Monday, 9 April 2012


There were many parallel stories about resurrected gods and heroes in the ancient world dating back at least to the Sumerians. Christianity found many easy converts in pagan religions that featured resurrected god myths so that it accommodated a pagan Spring festival for pragmatic reasons.

The Venerable Bede, a Northumbrian monk and the first English historian, wrote that Easter derives its name from Eostre who was the Anglo-Saxon goddess of spring and the month corresponding to April was called "Eostremonat" or Eostre's month.

In the month of February, Bede claims that the pagans offered cakes to their deities.

The rabbit is a symbol for the goddess Eostre and represents fertility.
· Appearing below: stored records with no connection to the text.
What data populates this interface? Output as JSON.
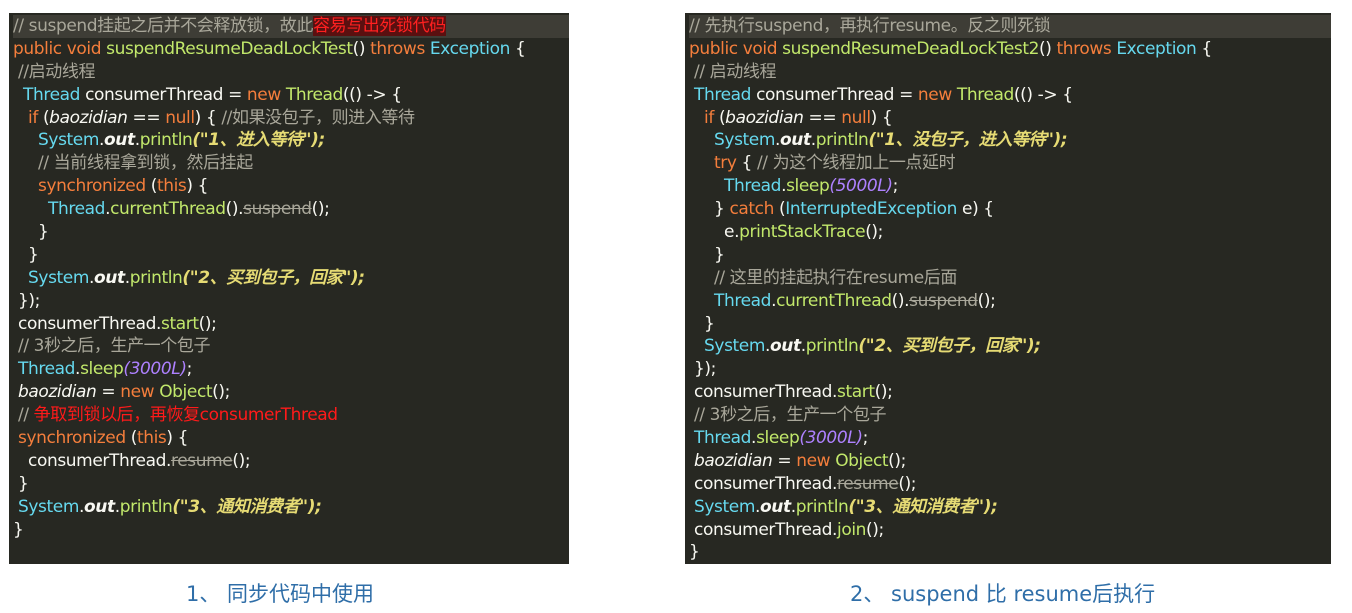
{
  "left": {
    "caption": "1、 同步代码中使用",
    "lines": [
      [
        [
          "cmt",
          "// suspend挂起之后并不会释放锁，故此"
        ],
        [
          "redbg",
          "容易写出死锁代码"
        ]
      ],
      [
        [
          "kw",
          "public void "
        ],
        [
          "fn",
          "suspendResumeDeadLockTest"
        ],
        [
          "txt",
          "() "
        ],
        [
          "kw",
          "throws "
        ],
        [
          "cls",
          "Exception"
        ],
        [
          "txt",
          " {"
        ]
      ],
      [
        [
          "cmt",
          " //启动线程"
        ]
      ],
      [
        [
          "cls",
          "  Thread "
        ],
        [
          "txt",
          "consumerThread = "
        ],
        [
          "kw",
          "new "
        ],
        [
          "fn",
          "Thread"
        ],
        [
          "txt",
          "(() -> {"
        ]
      ],
      [
        [
          "kw",
          "   if "
        ],
        [
          "txt",
          "("
        ],
        [
          "it",
          "baozidian"
        ],
        [
          "txt",
          " == "
        ],
        [
          "kw",
          "null"
        ],
        [
          "txt",
          ") { "
        ],
        [
          "cmt",
          "//如果没包子，则进入等待"
        ]
      ],
      [
        [
          "cls",
          "     System"
        ],
        [
          "txt",
          "."
        ],
        [
          "itb",
          "out"
        ],
        [
          "txt",
          "."
        ],
        [
          "fn",
          "println"
        ],
        [
          "str",
          "(\"1、进入等待\");"
        ]
      ],
      [
        [
          "cmt",
          "     // 当前线程拿到锁，然后挂起"
        ]
      ],
      [
        [
          "kw",
          "     synchronized "
        ],
        [
          "txt",
          "("
        ],
        [
          "kw",
          "this"
        ],
        [
          "txt",
          ") {"
        ]
      ],
      [
        [
          "cls",
          "       Thread"
        ],
        [
          "txt",
          "."
        ],
        [
          "fn",
          "currentThread"
        ],
        [
          "txt",
          "()."
        ],
        [
          "strike",
          "suspend"
        ],
        [
          "txt",
          "();"
        ]
      ],
      [
        [
          "txt",
          "     }"
        ]
      ],
      [
        [
          "txt",
          "   }"
        ]
      ],
      [
        [
          "cls",
          "   System"
        ],
        [
          "txt",
          "."
        ],
        [
          "itb",
          "out"
        ],
        [
          "txt",
          "."
        ],
        [
          "fn",
          "println"
        ],
        [
          "str",
          "(\"2、买到包子，回家\");"
        ]
      ],
      [
        [
          "txt",
          " });"
        ]
      ],
      [
        [
          "txt",
          " consumerThread."
        ],
        [
          "fn",
          "start"
        ],
        [
          "txt",
          "();"
        ]
      ],
      [
        [
          "cmt",
          " // 3秒之后，生产一个包子"
        ]
      ],
      [
        [
          "cls",
          " Thread"
        ],
        [
          "txt",
          "."
        ],
        [
          "fn",
          "sleep"
        ],
        [
          "num",
          "(3000L)"
        ],
        [
          "txt",
          ";"
        ]
      ],
      [
        [
          "it",
          " baozidian"
        ],
        [
          "txt",
          " = "
        ],
        [
          "kw",
          "new "
        ],
        [
          "fn",
          "Object"
        ],
        [
          "txt",
          "();"
        ]
      ],
      [
        [
          "cmt",
          " // "
        ],
        [
          "red",
          "争取到锁以后，再恢复consumerThread"
        ]
      ],
      [
        [
          "kw",
          " synchronized "
        ],
        [
          "txt",
          "("
        ],
        [
          "kw",
          "this"
        ],
        [
          "txt",
          ") {"
        ]
      ],
      [
        [
          "txt",
          "   consumerThread."
        ],
        [
          "strike",
          "resume"
        ],
        [
          "txt",
          "();"
        ]
      ],
      [
        [
          "txt",
          " }"
        ]
      ],
      [
        [
          "cls",
          " System"
        ],
        [
          "txt",
          "."
        ],
        [
          "itb",
          "out"
        ],
        [
          "txt",
          "."
        ],
        [
          "fn",
          "println"
        ],
        [
          "str",
          "(\"3、通知消费者\");"
        ]
      ],
      [
        [
          "txt",
          "}"
        ]
      ]
    ]
  },
  "right": {
    "caption": "2、 suspend 比 resume后执行",
    "lines": [
      [
        [
          "cmt",
          "// 先执行suspend，再执行resume。反之则死锁"
        ]
      ],
      [
        [
          "kw",
          "public void "
        ],
        [
          "fn",
          "suspendResumeDeadLockTest2"
        ],
        [
          "txt",
          "() "
        ],
        [
          "kw",
          "throws "
        ],
        [
          "cls",
          "Exception"
        ],
        [
          "txt",
          " {"
        ]
      ],
      [
        [
          "cmt",
          " // 启动线程"
        ]
      ],
      [
        [
          "cls",
          " Thread "
        ],
        [
          "txt",
          "consumerThread = "
        ],
        [
          "kw",
          "new "
        ],
        [
          "fn",
          "Thread"
        ],
        [
          "txt",
          "(() -> {"
        ]
      ],
      [
        [
          "kw",
          "   if "
        ],
        [
          "txt",
          "("
        ],
        [
          "it",
          "baozidian"
        ],
        [
          "txt",
          " == "
        ],
        [
          "kw",
          "null"
        ],
        [
          "txt",
          ") {"
        ]
      ],
      [
        [
          "cls",
          "     System"
        ],
        [
          "txt",
          "."
        ],
        [
          "itb",
          "out"
        ],
        [
          "txt",
          "."
        ],
        [
          "fn",
          "println"
        ],
        [
          "str",
          "(\"1、没包子，进入等待\");"
        ]
      ],
      [
        [
          "kw",
          "     try "
        ],
        [
          "txt",
          "{ "
        ],
        [
          "cmt",
          "// 为这个线程加上一点延时"
        ]
      ],
      [
        [
          "cls",
          "       Thread"
        ],
        [
          "txt",
          "."
        ],
        [
          "fn",
          "sleep"
        ],
        [
          "num",
          "(5000L)"
        ],
        [
          "txt",
          ";"
        ]
      ],
      [
        [
          "txt",
          "     } "
        ],
        [
          "kw",
          "catch "
        ],
        [
          "txt",
          "("
        ],
        [
          "cls",
          "InterruptedException"
        ],
        [
          "txt",
          " e) {"
        ]
      ],
      [
        [
          "txt",
          "       e."
        ],
        [
          "fn",
          "printStackTrace"
        ],
        [
          "txt",
          "();"
        ]
      ],
      [
        [
          "txt",
          "     }"
        ]
      ],
      [
        [
          "cmt",
          "     // 这里的挂起执行在resume后面"
        ]
      ],
      [
        [
          "cls",
          "     Thread"
        ],
        [
          "txt",
          "."
        ],
        [
          "fn",
          "currentThread"
        ],
        [
          "txt",
          "()."
        ],
        [
          "strike",
          "suspend"
        ],
        [
          "txt",
          "();"
        ]
      ],
      [
        [
          "txt",
          "   }"
        ]
      ],
      [
        [
          "cls",
          "   System"
        ],
        [
          "txt",
          "."
        ],
        [
          "itb",
          "out"
        ],
        [
          "txt",
          "."
        ],
        [
          "fn",
          "println"
        ],
        [
          "str",
          "(\"2、买到包子，回家\");"
        ]
      ],
      [
        [
          "txt",
          " });"
        ]
      ],
      [
        [
          "txt",
          " consumerThread."
        ],
        [
          "fn",
          "start"
        ],
        [
          "txt",
          "();"
        ]
      ],
      [
        [
          "cmt",
          " // 3秒之后，生产一个包子"
        ]
      ],
      [
        [
          "cls",
          " Thread"
        ],
        [
          "txt",
          "."
        ],
        [
          "fn",
          "sleep"
        ],
        [
          "num",
          "(3000L)"
        ],
        [
          "txt",
          ";"
        ]
      ],
      [
        [
          "it",
          " baozidian"
        ],
        [
          "txt",
          " = "
        ],
        [
          "kw",
          "new "
        ],
        [
          "fn",
          "Object"
        ],
        [
          "txt",
          "();"
        ]
      ],
      [
        [
          "txt",
          " consumerThread."
        ],
        [
          "strike",
          "resume"
        ],
        [
          "txt",
          "();"
        ]
      ],
      [
        [
          "cls",
          " System"
        ],
        [
          "txt",
          "."
        ],
        [
          "itb",
          "out"
        ],
        [
          "txt",
          "."
        ],
        [
          "fn",
          "println"
        ],
        [
          "str",
          "(\"3、通知消费者\");"
        ]
      ],
      [
        [
          "txt",
          " consumerThread."
        ],
        [
          "fn",
          "join"
        ],
        [
          "txt",
          "();"
        ]
      ],
      [
        [
          "txt",
          "}"
        ]
      ]
    ]
  }
}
In ancient times, the Egyptians, Persians, Romans, Gauls and Chinese all regarded the egg as a symbol of the renewing universe and new life. Easter baskets grew from the pagan representation of birds weaving their nests as they mated.